The event in Portcullis House stood out for me as I felt it showed the power of APLE as a campaigning group, speaking words of truth and power to the decision makers in these islands of the UK and telling them the realities of living in Poverty and how the Digital Divide affects people on low incomes in their daily lives.  There was a powerful opening statement from Amanda from AT, outlining what the Digital Divide was.  There was also a powerful submission from Chris who is based in Cornwall.  He highlighted to those present the realities of living in a very rural area where he had to rely on apps telling him the times of arrival of his local bus and train services.  However, these apps didn’t account for trains and buses being late, or not even turning up, which led to missed GP and hospital appointments and missed connections.  Also the run out of the ultra-fast fibre optic broadband was very slow in rural areas, having a knock-on effect on business and schools and colleges.


In conclusion, what can I say about my first year as an APLE Member.  Well, everyone has made me feel welcome.  I’ve taken part in very worthwhile research with the Ada Lovelace Foundation, which has been working with the APLE Collective.  I’ve got to visit the seat of power in the UK in the midst of the Liz Truss debacle and saw first hand the chaos in the House of Commons (one of the highlights of the Day was seeing Michael Gove in Portcullis House looking like the cat that got the cream – I wonder why?).  But most of all, I’ve made some really good friends, met people who have inspired me and filled me with determination that the fight against poverty goes on and that we need to grit our teeth and fight the good fight for everyone’s sake.  Friends who have their own daily fight against poverty but are willing to give of their time, strength and determination to help others experiencing poverty.  

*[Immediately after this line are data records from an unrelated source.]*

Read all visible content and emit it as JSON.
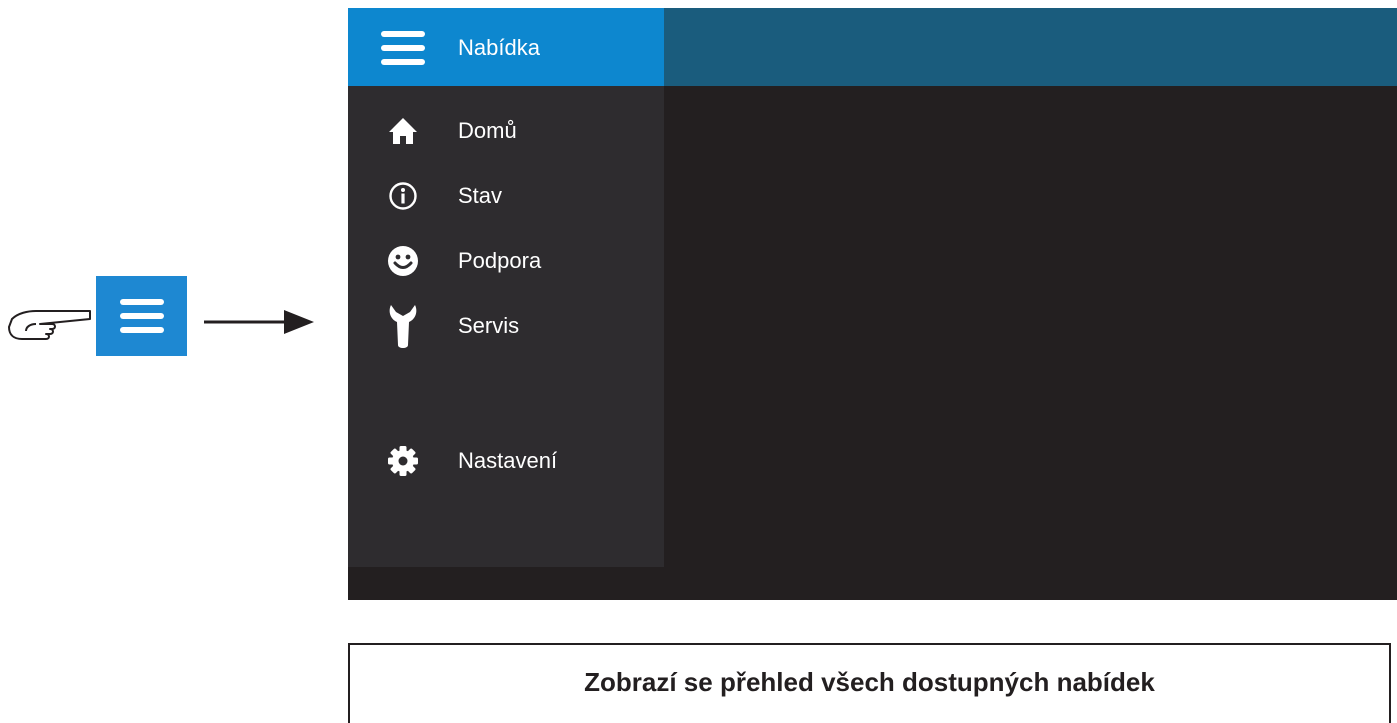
{
  "colors": {
    "accent_blue": "#0d87cf",
    "topbar": "#1a5c7d",
    "drawer": "#2e2c2f",
    "screen": "#231f20"
  },
  "annotation": {
    "hand_icon": "pointing-hand-icon",
    "button_icon": "hamburger-menu-icon",
    "arrow_icon": "arrow-right-icon"
  },
  "drawer": {
    "header_title": "Nabídka",
    "header_icon": "hamburger-menu-icon",
    "items": [
      {
        "label": "Domů",
        "icon": "home-icon"
      },
      {
        "label": "Stav",
        "icon": "info-icon"
      },
      {
        "label": "Podpora",
        "icon": "smiley-icon"
      },
      {
        "label": "Servis",
        "icon": "wrench-icon"
      },
      {
        "label": "Nastavení",
        "icon": "gear-icon"
      }
    ]
  },
  "caption": "Zobrazí se přehled všech dostupných nabídek"
}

During my time with APLE I’ve felt that we’re more than a brother and sisterhood fighting for equality and recognition of the harm poverty is doing to individuals and families – no I’ve felt that the APLE collective, to me, has become more of a family.  There have been times with Zoom meetings when the thought of taking part in another online event has made my heart sink.  But I genuinely look forward to the APLE zoom meetings as I’m nor just meeting with colleagues and fellow campaigners – no, I’m meeting with friends and family. 

One final word, I’d like to thank everyone at the APLE Collective for all their support during my fight with cancer. Knowing I had their support and words of comfort meant a lot to me.  The organisers of the face-to-face meetings went the extra mile to accommodate my requirements, nothing was a bother to them and they really went out of their way to make my travel and stay around the country as comfortable as possible.  So, thank you APLE from the bottom of my heart.

So onwards and upwards to 2023.  The fight against poverty is more important now than ever before and working with the APLE Collective I’m more confident than I’ve ever been that the voices of those experiencing poverty and living on low wages will be heard by those in power.  Have a great Christmas and Holiday Period and may 2023 be kind and prosperous to each and every one of us.